## [TASK]
All lines of the records below that contain the word "duration" must be listed.

-----

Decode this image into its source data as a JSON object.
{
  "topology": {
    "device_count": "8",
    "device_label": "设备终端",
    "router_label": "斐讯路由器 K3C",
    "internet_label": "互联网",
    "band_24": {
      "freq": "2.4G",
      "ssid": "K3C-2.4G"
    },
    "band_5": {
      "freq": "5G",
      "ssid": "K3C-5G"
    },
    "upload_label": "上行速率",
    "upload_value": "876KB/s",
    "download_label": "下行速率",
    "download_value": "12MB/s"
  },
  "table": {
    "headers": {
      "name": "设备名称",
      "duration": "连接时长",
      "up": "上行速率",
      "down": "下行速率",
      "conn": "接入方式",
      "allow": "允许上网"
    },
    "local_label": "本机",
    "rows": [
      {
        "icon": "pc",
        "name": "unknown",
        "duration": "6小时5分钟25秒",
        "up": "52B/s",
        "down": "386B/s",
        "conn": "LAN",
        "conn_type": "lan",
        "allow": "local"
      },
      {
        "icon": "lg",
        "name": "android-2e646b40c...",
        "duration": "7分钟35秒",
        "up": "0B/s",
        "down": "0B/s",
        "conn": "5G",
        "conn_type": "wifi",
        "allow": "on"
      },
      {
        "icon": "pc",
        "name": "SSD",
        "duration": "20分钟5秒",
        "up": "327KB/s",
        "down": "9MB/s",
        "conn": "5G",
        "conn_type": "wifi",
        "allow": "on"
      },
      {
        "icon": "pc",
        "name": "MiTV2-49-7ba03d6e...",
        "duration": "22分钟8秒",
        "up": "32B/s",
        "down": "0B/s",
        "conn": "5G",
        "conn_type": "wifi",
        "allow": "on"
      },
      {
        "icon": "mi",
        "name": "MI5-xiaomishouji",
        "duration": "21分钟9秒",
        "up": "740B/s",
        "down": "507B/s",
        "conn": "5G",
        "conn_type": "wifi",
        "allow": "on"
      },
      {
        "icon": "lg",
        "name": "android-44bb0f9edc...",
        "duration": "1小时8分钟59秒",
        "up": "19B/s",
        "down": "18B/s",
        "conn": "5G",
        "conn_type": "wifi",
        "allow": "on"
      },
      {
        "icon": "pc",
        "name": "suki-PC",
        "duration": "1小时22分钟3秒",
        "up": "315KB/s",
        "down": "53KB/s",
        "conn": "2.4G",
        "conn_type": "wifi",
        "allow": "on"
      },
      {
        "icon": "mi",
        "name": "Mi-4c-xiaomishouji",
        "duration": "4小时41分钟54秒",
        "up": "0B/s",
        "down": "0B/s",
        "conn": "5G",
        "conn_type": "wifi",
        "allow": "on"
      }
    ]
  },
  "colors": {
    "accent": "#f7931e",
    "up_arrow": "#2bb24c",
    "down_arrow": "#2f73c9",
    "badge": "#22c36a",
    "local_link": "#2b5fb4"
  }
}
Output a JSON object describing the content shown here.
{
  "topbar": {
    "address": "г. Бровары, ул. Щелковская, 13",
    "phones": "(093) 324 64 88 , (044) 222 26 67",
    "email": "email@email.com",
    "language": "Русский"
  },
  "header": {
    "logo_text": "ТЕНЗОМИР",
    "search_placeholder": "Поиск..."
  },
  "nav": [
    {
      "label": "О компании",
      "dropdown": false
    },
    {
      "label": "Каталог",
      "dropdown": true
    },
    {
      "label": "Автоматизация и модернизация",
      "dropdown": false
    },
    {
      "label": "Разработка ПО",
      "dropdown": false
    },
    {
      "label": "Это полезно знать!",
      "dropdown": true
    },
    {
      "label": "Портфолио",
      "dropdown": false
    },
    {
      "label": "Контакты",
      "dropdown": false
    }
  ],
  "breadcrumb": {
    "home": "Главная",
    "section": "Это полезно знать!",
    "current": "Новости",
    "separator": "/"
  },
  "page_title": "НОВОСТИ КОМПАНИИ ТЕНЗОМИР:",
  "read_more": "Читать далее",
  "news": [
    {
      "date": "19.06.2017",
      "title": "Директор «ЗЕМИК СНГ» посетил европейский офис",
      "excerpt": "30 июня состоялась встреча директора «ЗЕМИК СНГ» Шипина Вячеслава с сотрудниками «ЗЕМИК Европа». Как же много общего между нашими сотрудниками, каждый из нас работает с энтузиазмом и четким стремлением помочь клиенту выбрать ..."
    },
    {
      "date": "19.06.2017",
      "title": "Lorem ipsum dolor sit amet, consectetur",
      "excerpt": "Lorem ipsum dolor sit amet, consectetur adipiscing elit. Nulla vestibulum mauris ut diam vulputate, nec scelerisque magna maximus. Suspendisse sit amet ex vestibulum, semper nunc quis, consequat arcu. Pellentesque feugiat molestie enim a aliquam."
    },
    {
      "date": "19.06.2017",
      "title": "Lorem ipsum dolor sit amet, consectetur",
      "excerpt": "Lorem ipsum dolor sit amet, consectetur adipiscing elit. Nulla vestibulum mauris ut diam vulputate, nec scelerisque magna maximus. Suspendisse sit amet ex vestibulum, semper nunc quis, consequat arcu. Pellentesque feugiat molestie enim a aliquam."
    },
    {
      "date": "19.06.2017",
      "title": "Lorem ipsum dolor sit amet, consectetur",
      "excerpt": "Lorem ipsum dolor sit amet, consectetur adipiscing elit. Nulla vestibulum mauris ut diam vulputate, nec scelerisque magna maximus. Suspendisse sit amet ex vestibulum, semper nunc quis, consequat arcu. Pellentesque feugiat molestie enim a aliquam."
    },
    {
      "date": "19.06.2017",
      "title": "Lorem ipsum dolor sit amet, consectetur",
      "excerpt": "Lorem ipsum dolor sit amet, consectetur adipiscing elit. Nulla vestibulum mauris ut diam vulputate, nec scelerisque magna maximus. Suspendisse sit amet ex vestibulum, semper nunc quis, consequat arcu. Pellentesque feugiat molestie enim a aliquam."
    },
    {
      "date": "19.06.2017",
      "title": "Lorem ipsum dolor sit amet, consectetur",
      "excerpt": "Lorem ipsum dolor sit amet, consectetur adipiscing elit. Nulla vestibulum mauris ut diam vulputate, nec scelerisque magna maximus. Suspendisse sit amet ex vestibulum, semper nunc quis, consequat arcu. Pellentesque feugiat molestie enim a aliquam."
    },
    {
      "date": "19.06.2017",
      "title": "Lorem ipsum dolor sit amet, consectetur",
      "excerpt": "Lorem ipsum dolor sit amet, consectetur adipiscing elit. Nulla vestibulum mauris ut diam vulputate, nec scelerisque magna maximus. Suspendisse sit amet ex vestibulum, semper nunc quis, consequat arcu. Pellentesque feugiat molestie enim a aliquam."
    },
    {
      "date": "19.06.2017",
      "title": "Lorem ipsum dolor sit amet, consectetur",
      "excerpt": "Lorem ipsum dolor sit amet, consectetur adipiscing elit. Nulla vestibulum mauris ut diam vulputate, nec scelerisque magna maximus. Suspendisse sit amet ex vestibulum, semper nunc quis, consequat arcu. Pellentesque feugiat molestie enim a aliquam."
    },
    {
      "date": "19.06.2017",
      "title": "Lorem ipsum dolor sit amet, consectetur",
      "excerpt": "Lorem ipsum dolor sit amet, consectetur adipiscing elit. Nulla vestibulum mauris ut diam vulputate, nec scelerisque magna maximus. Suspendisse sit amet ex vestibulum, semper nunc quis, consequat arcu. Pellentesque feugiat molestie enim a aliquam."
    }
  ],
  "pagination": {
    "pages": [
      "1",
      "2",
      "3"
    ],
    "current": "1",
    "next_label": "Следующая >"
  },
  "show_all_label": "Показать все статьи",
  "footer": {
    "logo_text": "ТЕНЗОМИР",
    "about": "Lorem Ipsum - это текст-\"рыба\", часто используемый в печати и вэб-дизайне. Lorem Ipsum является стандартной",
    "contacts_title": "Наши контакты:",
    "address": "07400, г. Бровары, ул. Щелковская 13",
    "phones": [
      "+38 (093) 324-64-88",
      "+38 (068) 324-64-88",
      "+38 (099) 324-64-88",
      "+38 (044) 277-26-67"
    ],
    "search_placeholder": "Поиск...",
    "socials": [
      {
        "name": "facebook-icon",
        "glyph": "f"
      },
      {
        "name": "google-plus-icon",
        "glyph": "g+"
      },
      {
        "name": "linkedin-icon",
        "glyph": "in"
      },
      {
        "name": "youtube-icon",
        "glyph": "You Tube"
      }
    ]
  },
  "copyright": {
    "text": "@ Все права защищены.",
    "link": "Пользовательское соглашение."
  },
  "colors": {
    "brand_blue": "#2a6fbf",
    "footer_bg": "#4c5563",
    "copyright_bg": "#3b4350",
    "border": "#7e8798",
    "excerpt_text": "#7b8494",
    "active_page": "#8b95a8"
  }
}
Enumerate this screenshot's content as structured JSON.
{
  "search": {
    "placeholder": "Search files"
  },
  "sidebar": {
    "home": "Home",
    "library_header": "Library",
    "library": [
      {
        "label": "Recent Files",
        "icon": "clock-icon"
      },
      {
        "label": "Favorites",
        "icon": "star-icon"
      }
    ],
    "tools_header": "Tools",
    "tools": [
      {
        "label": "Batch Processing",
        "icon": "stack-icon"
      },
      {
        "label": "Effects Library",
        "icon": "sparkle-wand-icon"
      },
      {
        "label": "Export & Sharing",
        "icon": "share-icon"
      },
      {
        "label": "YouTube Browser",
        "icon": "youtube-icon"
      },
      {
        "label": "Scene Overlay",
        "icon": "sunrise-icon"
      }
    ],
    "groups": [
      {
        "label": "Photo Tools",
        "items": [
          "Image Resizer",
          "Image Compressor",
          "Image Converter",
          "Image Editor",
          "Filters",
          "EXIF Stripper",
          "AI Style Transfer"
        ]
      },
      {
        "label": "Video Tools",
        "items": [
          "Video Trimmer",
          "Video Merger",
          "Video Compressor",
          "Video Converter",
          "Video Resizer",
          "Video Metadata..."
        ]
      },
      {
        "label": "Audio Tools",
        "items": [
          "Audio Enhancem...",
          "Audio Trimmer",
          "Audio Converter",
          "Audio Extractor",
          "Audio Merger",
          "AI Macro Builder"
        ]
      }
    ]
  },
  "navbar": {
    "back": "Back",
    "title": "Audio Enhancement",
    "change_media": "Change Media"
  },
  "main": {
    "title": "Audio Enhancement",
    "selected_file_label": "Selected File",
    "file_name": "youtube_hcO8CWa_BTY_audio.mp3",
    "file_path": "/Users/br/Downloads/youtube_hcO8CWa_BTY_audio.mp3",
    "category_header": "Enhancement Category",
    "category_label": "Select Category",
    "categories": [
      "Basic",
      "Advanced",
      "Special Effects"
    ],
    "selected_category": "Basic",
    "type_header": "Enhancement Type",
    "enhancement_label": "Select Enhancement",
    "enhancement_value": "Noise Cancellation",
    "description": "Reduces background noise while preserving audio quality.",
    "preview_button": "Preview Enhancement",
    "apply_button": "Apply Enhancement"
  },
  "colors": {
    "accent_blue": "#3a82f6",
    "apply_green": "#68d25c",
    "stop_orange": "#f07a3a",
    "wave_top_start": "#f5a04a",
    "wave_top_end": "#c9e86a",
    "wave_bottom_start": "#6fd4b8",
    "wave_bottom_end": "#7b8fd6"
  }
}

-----

## [TASK OUTPUT]
      "duration": "连接时长",
        "duration": "6小时5分钟25秒",
        "duration": "7分钟35秒",
        "duration": "20分钟5秒",
        "duration": "22分钟8秒",
        "duration": "21分钟9秒",
        "duration": "1小时8分钟59秒",
        "duration": "1小时22分钟3秒",
        "duration": "4小时41分钟54秒",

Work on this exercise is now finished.